Given that your aim, and your mission, are to ensure that all the world's seas, oceans and navigable waters are surveyed and charted and to create a global environment in which States provide adequate and timely hydrographic data, products and services and ensure their widest possible use – it is no surprise that we also share a long history of cooperation and working together. Indeed, cooperation arrangements between IMO and IHO go back more than 50 years.
Our Secretariats attend and contribute to each other’s meetings. In particular, IHO’s World-Wide Navigational Warning Service Sub-Committee has been very important in relation to dissemination of Maritime Safety Information.
In recent years, our collaboration has been truly vital in a number of areas – one thinks, for example, of the development of electronic navigation charts and ECDIS. This technology, which seafarers all over the world now rely on every day, may have been driven by equipment manufacturers; but it was the development of standards, the push for harmonization and the adoption of a regulatory framework – by IHO and IMO – that turned an exciting technology into a reliable tool.
Today, we see a similar valuable collaboration in the development of e-navigation. As I have said on several occasions, e-navigation is the future; but it has been “the future” for a long time. The challenge now is to turn “the future” into “the present” so that all the benefits and advantages of e-navigation can be fully realised. IMO, IHO and other stakeholders are working under the e-navigation Strategy Implementation Plan to make this happen.
In this context, particularly important is IHO’s work to support the e-navigation concept through the availability, development and extension of IHO standard S-100, which will be the basis for future ECDIS and e-navigation, together with the development of the format and structure of Maritime Service Portfolios such as VTS services.
Capacity building is another vital component of the joint efforts made by IMO and IHO to support our common objectives. Development of hydrographic surveying and nautical charting capability is of fundamental importance and we have been delivering joint capacity-building activities over many years.
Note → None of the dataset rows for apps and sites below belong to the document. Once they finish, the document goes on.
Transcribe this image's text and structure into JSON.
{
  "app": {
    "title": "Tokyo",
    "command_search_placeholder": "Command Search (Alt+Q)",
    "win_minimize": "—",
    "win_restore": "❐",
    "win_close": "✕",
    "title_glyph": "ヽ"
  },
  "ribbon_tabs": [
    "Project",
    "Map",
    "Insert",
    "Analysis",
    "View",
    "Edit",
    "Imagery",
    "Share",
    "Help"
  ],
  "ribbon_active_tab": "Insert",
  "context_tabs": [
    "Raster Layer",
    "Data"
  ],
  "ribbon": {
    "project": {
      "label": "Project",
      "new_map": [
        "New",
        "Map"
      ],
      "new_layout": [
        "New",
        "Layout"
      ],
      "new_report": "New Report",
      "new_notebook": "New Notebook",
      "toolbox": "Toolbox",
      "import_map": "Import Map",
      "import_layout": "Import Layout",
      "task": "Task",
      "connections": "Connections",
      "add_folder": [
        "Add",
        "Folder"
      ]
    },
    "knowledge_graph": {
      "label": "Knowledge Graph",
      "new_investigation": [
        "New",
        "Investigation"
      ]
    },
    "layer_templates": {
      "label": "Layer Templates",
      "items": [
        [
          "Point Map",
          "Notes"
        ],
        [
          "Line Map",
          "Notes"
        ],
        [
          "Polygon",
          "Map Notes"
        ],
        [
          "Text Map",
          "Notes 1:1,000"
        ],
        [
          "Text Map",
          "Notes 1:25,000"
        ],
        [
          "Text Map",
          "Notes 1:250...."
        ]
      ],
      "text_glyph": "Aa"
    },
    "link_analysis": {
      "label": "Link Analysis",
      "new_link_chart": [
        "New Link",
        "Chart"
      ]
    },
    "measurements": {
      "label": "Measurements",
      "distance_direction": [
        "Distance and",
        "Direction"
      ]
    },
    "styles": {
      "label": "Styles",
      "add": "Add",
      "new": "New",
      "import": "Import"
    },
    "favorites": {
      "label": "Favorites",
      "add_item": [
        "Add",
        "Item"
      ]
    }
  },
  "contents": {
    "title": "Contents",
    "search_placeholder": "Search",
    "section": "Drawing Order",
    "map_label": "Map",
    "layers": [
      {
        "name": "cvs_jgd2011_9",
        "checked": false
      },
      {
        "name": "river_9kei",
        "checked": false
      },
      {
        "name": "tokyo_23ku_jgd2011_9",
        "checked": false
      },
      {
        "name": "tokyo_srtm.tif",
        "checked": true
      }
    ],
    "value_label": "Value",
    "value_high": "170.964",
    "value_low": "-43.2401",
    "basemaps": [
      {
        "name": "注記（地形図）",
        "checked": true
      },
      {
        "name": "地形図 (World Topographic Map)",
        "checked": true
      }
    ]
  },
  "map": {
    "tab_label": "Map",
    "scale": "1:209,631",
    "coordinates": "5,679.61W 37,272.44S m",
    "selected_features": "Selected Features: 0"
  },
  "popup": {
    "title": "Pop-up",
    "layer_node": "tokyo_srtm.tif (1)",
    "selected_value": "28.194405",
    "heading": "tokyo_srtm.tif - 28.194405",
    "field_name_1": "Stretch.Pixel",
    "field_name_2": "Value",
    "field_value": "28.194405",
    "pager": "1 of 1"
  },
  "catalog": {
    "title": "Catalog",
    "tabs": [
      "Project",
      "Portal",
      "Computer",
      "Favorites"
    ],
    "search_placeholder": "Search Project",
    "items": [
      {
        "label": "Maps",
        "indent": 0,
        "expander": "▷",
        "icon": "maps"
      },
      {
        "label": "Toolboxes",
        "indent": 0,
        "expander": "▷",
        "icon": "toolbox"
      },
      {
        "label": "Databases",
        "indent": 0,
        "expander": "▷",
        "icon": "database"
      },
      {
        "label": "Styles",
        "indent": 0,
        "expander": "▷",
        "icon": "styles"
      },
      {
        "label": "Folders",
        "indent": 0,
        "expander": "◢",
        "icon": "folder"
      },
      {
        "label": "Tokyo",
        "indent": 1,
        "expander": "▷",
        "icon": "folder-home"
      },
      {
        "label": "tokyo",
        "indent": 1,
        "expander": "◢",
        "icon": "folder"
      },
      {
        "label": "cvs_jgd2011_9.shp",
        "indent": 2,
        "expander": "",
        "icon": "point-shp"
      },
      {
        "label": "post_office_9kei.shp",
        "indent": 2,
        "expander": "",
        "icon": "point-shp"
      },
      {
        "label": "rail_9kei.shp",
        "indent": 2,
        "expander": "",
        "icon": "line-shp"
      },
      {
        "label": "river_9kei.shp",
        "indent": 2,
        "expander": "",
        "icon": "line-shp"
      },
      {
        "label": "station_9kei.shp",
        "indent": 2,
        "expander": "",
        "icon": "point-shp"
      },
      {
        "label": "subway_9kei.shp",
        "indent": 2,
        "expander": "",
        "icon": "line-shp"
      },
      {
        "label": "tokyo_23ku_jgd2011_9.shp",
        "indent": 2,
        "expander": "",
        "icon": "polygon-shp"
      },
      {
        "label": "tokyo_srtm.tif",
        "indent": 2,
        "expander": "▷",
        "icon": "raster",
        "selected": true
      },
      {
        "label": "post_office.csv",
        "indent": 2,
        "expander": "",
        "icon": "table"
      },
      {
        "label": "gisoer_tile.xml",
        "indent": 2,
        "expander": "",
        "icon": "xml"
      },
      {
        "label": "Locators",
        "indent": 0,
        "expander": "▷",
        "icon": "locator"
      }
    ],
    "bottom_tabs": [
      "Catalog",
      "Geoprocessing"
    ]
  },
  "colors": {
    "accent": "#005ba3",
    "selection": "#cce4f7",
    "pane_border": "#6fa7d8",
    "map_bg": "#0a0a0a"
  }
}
I firmly believe that helping states achieve the capacity required to participate effectively in maritime activities makes an important contribution towards the sustainable maritime transport system that we are all striving to realise.
Looking further afield, one of the most significant areas in which IMO and IHO share a common objective is in our support of the Sustainable Development Goals. These 17 goals, adopted in 2015, have been hailed as the mechanism to transform our world – ending poverty, reducing inequality and tackling climate change; building a better world in which no-one gets left behind. There can be few more noble yet ambitious objectives.
A sustainable shipping industry will be essential for the delivery of almost all of the 17 individual goals. But, for IMO and IHO, Goal 14 – to conserve and sustainably use the oceans, seas and marine resources for sustainable development – has a particular resonance.
As I mentioned a few moments ago, hydrography and the detailed knowledge of the shape and depth of the seafloor underpin the proper, safe, sustainable and cost-effective use of the world’s seas, oceans and waterways. The work of hydrographers, whether in support of navigational safety, protection of the marine environment, coastal zone management, defence and security, resource exploration, or any other component of the blue economy, makes a valuable contribution to the delivery of SGD 14.
The IHO, or its predecessor, the IHB, is nearly 100 years old – indeed, international cooperation in the field of hydrography goes back as far as the 19th century. But everything I have said so far only serves to emphasise how important and relevant IHO is today – and will continue to be, as we move into a future driven by the potential of digital technology.
I wish you a successful and fruitful first IHO Assembly, and I look forward to our joint efforts growing and strengthening in the years to come.